MARY FREDERICKSON:
. . . four separate . . . of what you want to publish is the racial ideology . . .
GUION JOHNSON:
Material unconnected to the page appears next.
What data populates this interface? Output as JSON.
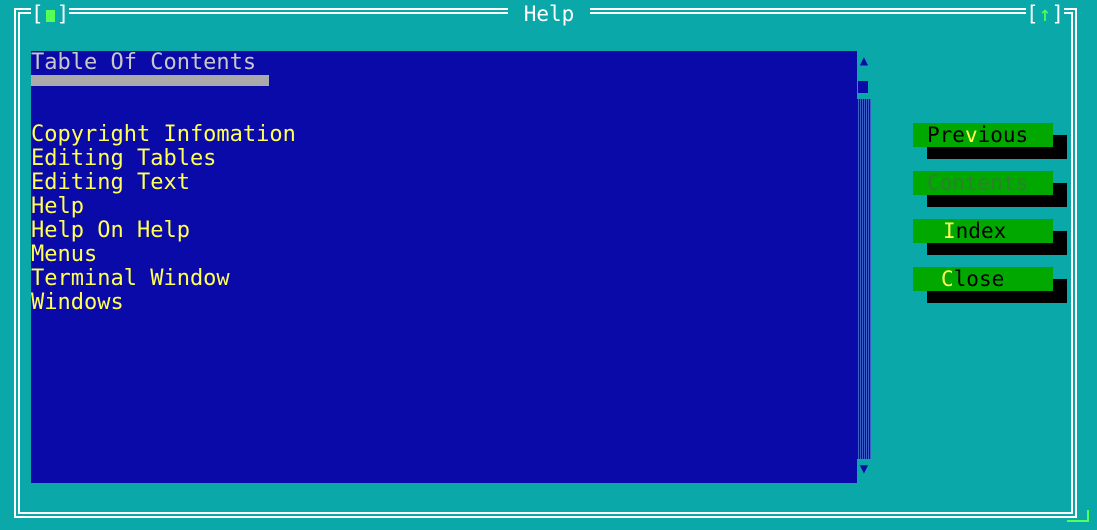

Yes, the racial ideology, which was approved for publication in 1940 and I wouldn't release it. Don Young and Mr Harrison, Shelby Harrison, were the two leading ones who were on the selection staff——the manuscripts 1. 1 Others on the selection committee were Samuel A. Stouffer, William F. Ogburn. Various specialists were also asked to read manuscripts in the areas of their specialties. It was as a specialist that Louis Wirth read my Ideology manuscript. And they asked me to come to New York for an interview so that they could persuade me to release my manuscript. They said "You'll be sorry, you'll be sorry." And I am. They were right and I was desperately wrong. (laughter)